EXTRACTED INFORMATION ->

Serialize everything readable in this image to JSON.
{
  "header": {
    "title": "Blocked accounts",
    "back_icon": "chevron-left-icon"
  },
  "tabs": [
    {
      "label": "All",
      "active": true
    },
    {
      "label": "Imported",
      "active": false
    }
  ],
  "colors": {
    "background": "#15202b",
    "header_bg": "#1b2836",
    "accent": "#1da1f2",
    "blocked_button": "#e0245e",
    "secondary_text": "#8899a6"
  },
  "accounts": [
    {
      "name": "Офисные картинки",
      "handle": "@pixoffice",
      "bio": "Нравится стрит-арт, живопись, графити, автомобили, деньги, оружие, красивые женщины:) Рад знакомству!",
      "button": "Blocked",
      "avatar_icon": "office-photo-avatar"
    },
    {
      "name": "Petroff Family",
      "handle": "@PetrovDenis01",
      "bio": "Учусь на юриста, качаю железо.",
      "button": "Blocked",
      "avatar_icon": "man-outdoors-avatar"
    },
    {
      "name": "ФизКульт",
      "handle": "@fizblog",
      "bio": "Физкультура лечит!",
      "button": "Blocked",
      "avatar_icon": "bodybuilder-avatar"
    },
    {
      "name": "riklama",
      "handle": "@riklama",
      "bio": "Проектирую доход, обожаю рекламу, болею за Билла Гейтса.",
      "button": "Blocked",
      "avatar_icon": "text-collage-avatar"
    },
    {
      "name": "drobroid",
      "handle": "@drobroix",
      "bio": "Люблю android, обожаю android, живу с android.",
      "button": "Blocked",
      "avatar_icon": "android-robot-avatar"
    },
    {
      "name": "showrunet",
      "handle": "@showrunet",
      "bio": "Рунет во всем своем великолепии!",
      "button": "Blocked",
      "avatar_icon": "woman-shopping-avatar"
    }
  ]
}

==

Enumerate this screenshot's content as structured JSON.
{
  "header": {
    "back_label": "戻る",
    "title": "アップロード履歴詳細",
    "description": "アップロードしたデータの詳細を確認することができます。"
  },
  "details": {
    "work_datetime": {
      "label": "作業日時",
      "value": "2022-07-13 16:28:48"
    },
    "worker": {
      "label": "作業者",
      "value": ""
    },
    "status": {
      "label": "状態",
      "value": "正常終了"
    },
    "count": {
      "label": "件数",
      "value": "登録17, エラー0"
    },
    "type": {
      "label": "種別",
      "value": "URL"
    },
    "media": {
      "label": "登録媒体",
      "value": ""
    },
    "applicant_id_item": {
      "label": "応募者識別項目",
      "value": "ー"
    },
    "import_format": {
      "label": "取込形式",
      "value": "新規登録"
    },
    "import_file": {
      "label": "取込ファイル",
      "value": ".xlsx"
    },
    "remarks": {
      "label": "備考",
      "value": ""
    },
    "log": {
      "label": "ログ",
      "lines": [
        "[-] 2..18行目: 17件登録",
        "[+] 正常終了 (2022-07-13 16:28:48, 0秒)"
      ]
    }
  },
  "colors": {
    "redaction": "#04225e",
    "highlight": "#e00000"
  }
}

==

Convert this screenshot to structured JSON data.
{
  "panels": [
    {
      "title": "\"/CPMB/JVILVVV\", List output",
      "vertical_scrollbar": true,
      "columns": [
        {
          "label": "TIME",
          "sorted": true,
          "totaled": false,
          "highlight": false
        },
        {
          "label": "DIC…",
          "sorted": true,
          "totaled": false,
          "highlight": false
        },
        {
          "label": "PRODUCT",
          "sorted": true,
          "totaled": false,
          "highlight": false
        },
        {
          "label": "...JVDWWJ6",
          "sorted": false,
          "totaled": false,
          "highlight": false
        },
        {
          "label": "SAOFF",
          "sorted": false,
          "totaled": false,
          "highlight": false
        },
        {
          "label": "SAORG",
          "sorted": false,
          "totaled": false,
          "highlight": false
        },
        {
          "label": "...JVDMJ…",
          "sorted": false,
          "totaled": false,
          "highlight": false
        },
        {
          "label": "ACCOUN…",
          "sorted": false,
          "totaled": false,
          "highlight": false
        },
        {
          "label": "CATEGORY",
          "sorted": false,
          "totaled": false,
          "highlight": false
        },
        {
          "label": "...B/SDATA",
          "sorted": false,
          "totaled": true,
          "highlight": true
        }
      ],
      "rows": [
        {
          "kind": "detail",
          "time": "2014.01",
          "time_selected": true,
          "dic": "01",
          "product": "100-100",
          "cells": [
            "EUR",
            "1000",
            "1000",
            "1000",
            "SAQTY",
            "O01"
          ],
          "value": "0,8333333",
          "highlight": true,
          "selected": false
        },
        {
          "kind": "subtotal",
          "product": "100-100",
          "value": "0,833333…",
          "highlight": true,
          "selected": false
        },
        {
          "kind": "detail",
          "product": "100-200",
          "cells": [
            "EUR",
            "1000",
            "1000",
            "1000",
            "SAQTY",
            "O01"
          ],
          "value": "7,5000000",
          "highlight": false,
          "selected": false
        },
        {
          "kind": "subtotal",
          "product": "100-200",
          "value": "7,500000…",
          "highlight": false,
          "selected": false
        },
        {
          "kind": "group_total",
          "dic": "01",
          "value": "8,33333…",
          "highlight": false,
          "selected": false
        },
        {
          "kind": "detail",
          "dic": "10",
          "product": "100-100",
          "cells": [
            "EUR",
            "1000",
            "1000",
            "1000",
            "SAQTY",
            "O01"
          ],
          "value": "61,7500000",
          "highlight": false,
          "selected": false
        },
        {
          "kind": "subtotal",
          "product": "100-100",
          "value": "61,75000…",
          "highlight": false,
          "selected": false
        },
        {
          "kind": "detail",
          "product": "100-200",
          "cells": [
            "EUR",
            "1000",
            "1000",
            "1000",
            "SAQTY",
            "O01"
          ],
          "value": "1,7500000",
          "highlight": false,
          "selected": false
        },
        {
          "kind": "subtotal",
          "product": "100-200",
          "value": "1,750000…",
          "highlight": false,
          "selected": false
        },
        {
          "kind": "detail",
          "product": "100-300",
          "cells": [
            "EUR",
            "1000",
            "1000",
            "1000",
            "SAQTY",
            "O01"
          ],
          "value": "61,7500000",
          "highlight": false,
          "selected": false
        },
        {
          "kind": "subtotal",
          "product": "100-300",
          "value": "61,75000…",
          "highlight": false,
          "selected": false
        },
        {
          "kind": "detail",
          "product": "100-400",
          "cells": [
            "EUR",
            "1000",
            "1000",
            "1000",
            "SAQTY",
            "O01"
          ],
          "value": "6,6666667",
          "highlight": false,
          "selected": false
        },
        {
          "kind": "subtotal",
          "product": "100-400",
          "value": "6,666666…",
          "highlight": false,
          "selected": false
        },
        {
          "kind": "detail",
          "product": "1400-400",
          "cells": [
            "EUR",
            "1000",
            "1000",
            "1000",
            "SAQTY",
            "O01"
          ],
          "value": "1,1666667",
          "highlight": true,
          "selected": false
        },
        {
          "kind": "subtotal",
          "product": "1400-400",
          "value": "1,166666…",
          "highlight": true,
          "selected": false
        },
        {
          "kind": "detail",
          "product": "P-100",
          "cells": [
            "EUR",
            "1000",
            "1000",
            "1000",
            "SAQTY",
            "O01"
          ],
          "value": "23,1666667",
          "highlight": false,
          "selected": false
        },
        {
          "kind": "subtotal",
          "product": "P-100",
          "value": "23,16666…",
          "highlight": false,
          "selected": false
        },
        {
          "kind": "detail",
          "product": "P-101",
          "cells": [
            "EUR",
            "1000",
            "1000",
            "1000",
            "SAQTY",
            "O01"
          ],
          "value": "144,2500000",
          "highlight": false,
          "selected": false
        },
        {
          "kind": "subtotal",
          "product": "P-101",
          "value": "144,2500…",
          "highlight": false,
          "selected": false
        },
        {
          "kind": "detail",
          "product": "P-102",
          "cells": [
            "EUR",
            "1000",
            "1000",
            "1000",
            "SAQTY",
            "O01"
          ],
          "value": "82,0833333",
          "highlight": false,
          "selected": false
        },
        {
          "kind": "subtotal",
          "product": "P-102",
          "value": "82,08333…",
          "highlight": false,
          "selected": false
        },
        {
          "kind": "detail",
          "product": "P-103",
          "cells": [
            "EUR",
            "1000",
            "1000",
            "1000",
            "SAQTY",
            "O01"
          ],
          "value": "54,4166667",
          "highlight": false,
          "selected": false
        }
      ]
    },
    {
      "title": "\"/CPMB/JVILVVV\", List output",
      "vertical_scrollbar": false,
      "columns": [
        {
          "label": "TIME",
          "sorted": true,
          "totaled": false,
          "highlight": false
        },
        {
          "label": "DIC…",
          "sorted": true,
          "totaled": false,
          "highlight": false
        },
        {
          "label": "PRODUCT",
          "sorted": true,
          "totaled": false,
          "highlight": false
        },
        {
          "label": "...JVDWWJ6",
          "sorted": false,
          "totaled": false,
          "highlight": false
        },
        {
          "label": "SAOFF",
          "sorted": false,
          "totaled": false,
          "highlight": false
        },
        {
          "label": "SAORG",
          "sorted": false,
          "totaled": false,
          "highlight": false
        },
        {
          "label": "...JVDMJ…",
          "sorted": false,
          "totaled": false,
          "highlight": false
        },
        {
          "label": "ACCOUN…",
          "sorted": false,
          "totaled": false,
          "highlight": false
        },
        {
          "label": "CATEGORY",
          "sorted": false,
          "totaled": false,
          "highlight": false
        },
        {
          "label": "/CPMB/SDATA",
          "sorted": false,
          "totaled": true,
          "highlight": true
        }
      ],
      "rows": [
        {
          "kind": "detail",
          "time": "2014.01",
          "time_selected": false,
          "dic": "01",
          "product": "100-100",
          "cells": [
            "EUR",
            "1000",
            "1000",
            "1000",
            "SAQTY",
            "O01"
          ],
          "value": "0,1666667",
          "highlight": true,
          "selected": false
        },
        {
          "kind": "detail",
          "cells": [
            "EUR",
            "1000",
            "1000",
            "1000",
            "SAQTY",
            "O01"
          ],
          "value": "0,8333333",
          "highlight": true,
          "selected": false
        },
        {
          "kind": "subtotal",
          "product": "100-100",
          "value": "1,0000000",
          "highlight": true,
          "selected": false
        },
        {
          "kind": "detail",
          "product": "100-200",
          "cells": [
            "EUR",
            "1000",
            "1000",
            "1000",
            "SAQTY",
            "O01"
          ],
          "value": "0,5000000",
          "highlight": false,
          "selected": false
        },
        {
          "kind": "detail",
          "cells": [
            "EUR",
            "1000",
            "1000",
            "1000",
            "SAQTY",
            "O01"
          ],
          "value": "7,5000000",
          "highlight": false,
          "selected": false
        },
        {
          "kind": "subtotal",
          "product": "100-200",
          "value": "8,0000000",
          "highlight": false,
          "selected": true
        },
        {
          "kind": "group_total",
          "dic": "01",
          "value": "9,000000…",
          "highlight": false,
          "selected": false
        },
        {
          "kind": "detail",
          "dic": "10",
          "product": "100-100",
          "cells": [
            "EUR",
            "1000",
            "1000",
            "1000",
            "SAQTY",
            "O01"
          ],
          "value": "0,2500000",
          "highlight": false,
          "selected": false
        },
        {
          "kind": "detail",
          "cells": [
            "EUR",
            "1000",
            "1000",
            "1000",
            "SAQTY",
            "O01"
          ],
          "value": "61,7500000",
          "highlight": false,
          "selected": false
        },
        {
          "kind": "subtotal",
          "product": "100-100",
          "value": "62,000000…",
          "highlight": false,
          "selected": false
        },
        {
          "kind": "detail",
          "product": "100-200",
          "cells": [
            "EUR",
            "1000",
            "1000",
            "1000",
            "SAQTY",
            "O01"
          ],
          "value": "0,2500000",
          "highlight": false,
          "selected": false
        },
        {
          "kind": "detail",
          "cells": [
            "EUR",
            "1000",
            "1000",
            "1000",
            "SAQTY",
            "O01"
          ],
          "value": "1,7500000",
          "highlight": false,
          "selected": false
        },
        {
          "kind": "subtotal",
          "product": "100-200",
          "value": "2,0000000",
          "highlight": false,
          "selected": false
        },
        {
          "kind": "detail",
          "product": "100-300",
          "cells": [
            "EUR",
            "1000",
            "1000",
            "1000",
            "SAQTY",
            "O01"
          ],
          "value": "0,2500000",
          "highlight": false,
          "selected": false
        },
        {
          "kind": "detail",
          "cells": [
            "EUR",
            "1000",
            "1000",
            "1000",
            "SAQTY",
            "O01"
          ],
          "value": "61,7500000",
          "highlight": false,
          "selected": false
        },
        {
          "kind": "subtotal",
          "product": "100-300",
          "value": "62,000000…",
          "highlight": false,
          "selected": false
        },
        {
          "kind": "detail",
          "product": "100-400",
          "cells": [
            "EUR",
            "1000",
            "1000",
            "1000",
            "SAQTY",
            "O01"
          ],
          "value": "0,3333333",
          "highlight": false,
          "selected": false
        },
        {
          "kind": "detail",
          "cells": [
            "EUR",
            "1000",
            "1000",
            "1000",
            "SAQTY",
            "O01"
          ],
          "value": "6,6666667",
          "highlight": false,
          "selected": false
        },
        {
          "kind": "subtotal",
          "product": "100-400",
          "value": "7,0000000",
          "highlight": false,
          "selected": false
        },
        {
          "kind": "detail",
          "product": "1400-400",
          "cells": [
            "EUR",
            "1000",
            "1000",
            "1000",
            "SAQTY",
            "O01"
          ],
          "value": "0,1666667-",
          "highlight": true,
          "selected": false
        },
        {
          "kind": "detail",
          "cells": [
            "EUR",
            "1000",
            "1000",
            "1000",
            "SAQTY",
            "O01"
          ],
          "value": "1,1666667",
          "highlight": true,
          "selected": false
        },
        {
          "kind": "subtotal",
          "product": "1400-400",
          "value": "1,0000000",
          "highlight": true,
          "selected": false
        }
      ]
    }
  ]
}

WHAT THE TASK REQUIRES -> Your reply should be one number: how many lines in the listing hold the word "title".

OUTPUT -> 4